= EXCERPTED RECORDS =
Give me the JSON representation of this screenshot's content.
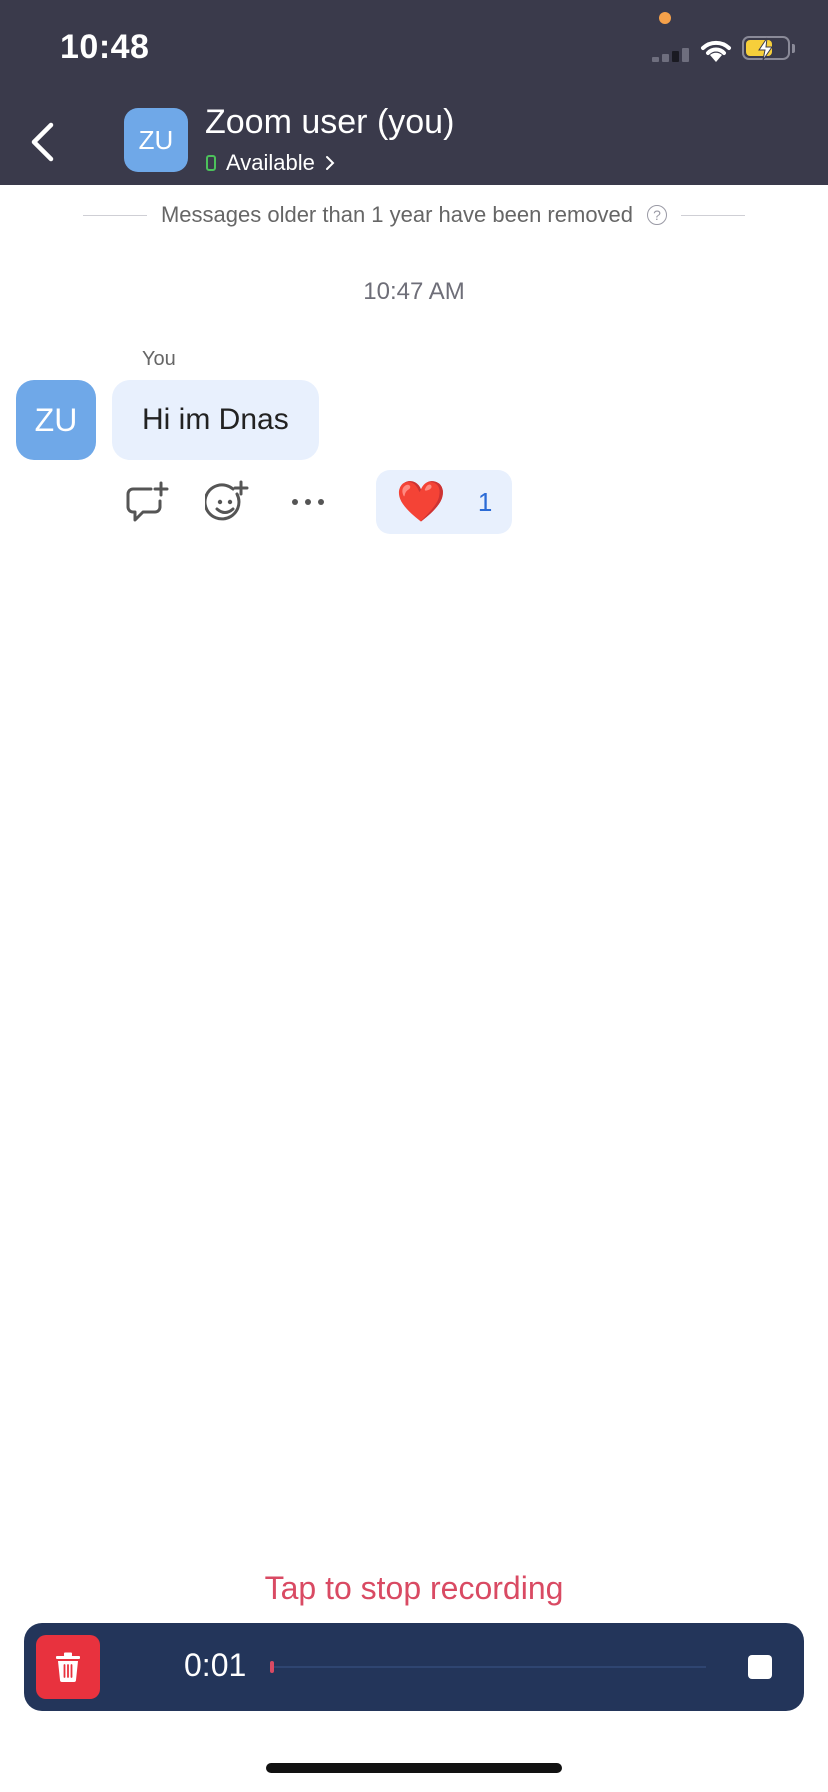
{
  "status_bar": {
    "time": "10:48"
  },
  "header": {
    "avatar_initials": "ZU",
    "title": "Zoom user (you)",
    "presence": "Available"
  },
  "chat": {
    "notice": "Messages older than 1 year have been removed",
    "timestamp": "10:47 AM",
    "messages": [
      {
        "sender": "You",
        "avatar_initials": "ZU",
        "text": "Hi im Dnas",
        "reaction": {
          "emoji": "❤️",
          "count": "1"
        }
      }
    ]
  },
  "recording": {
    "hint": "Tap to stop recording",
    "elapsed": "0:01"
  },
  "icons": {
    "back": "back-arrow-icon",
    "reply": "reply-thread-icon",
    "add_reaction": "add-emoji-icon",
    "more": "more-options-icon",
    "delete": "trash-icon",
    "stop": "stop-icon"
  },
  "colors": {
    "header_bg": "#3a3a4b",
    "avatar": "#6fa8e8",
    "bubble": "#e8f0fd",
    "recording_bar": "#23355a",
    "recording_accent": "#d94a63",
    "delete_button": "#e8323e",
    "presence_green": "#4cc15b"
  }
}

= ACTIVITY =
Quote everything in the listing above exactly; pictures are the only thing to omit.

= SOLUTION TO THIS TASK =
Give me the JSON representation of this screenshot's content.
{
  "status_bar": {
    "time": "10:48"
  },
  "header": {
    "avatar_initials": "ZU",
    "title": "Zoom user (you)",
    "presence": "Available"
  },
  "chat": {
    "notice": "Messages older than 1 year have been removed",
    "timestamp": "10:47 AM",
    "messages": [
      {
        "sender": "You",
        "avatar_initials": "ZU",
        "text": "Hi im Dnas",
        "reaction": {
          "emoji": "❤️",
          "count": "1"
        }
      }
    ]
  },
  "recording": {
    "hint": "Tap to stop recording",
    "elapsed": "0:01"
  },
  "icons": {
    "back": "back-arrow-icon",
    "reply": "reply-thread-icon",
    "add_reaction": "add-emoji-icon",
    "more": "more-options-icon",
    "delete": "trash-icon",
    "stop": "stop-icon"
  },
  "colors": {
    "header_bg": "#3a3a4b",
    "avatar": "#6fa8e8",
    "bubble": "#e8f0fd",
    "recording_bar": "#23355a",
    "recording_accent": "#d94a63",
    "delete_button": "#e8323e",
    "presence_green": "#4cc15b"
  }
}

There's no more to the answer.